Are you a fan of longer weapons such as glaives and spears? Have you found them a little lackluster in normal play or simply want to take your damage to the next level? This is where Polearm Master comes in.

Let’s break down what this feat gives you:

  • When you take the Attack action and attack with only a glaive, halberd, quarterstaff, or spear, you can use a bonus action to make a melee attack with the opposite end of the weapon; this attack uses the same ability modifier as the primary attack. The weapon’s damage die for this attack is a d4, and the attack deals bludgeoning damage. This point is what a lot of players choose this feat for; adding a bonus action attack can significantly increase your damage output, especially if you pair it with something like Great Weapon Master or Divine Favor. You can even use this attack with a spear or staff while wearing a shield on your other arm; this gives you a good AC while not compromising much on offense. This tactic is compatible with the Dueling fighting style, allowing you to increase your damage even further.
  • While you are wielding a glaive, halberd, pike, quarterstaff, or spear, other creatures provoke an opportunity attack from you when they enter the reach you have with that weapon. This is an excellent deterrent for any monsters that consider approaching you, and this can give you the opportunity to dispatch some weaker enemies before they can actually do anything. Alternatively, this point works with the Sentinel feat, allowing you to stop a monster in its tracks, potentially before they can even hit you or your squishy allies.

Polearm Master is most useful for

  • Barbarians – This class often wants to use polearms like the Glaive for the reach property, and larger damage die. This feat gives them more chances to leverage their Rage damage bonus and potentially any subclass features.
  • Fighters – With the most ASIs in the game, the Fighter has the lowest opportunity cost for taking this feat and the easiest time combining this feat with other synergistic feats such as Great Weapon Master or Sentinel.
  • Paladins – Divine Smite, Improved Divine Smite, and spells such as Divine Favor benefit from the bonus action attack and opportunity attack, giving Paladin another opportunity to leverage them.

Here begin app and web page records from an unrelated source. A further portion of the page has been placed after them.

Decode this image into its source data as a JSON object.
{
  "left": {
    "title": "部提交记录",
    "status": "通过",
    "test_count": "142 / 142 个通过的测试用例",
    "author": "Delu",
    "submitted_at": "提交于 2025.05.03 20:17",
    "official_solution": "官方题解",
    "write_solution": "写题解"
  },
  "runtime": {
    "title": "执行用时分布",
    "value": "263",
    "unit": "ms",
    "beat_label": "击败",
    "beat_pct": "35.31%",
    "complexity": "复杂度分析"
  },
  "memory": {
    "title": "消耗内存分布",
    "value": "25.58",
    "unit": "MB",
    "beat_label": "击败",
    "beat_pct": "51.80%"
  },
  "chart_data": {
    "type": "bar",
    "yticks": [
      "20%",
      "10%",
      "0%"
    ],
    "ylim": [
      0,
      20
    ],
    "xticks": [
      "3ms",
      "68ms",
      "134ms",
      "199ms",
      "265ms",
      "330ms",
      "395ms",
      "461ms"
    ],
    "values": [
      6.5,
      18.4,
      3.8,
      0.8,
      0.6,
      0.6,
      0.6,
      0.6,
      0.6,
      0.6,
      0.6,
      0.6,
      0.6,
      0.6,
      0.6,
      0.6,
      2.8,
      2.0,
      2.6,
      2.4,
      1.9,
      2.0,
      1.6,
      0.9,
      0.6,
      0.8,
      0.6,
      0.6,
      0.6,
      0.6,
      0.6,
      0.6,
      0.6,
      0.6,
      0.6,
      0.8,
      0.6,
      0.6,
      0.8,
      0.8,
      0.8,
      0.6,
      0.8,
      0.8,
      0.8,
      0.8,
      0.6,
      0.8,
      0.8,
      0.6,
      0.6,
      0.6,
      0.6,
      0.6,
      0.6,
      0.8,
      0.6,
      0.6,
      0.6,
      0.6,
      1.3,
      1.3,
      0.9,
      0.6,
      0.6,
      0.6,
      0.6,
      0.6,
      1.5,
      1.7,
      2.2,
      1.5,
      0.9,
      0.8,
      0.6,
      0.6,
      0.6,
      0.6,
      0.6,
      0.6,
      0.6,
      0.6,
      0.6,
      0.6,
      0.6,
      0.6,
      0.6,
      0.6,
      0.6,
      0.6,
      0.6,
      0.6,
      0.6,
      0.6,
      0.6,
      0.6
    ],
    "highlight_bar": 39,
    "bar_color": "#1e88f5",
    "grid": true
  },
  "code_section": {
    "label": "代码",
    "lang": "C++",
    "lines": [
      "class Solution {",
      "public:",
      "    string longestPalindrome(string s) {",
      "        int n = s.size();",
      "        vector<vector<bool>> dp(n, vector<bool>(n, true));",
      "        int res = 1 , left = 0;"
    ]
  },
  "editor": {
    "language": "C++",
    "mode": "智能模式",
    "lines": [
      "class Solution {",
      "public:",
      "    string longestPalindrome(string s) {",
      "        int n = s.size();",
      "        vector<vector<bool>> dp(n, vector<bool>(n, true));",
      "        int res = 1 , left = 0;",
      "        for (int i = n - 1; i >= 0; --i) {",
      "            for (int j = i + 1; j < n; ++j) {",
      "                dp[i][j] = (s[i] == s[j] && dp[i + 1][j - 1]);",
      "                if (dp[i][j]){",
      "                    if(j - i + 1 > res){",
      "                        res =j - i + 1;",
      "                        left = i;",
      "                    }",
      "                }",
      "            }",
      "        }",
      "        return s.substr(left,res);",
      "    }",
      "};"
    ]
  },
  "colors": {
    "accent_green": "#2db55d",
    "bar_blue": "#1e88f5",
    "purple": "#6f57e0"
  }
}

With the option of very high damage opportunity attacks, this is one of the best classes to make use of that bullet point.

Of course, this feat is not a good match for fullcasters, so we won’t be including any in this section. Instead, we will be focusing on the martials that are the worst suited for getting the most out of Polearm Master.

Polearm Master is least useful for

  • Monks – With ASIs at a premium and a bonus action attack available from level 1, there isn’t enough here to make this feat worth it for a Monk.
  • Rangers – The bonus action attack conflicts with many subclass abilities and casting/moving Hunter’s Mark. Most Rangers are also likely to be Dex-based, and no polearms have the finesse property. Those reasons, combined with being a MAD class, make this feat a no-go for the majority of Ranger builds.
  • Rogues – Sneak Attack requires either a ranged weapon or a weapon with the finesse property, which locks you out of this feat by default. 

We hope that this article was informative and kept boredom at a distance. If you’re interested in learning about other 5E feats, check out our feat spotlight section, or if you are here because you’re considering this feat for your Barbarian, check out our Barbarian guide. Until next time, may your attacks land true, and may magic polearms be plentiful.

Editor-in-Chief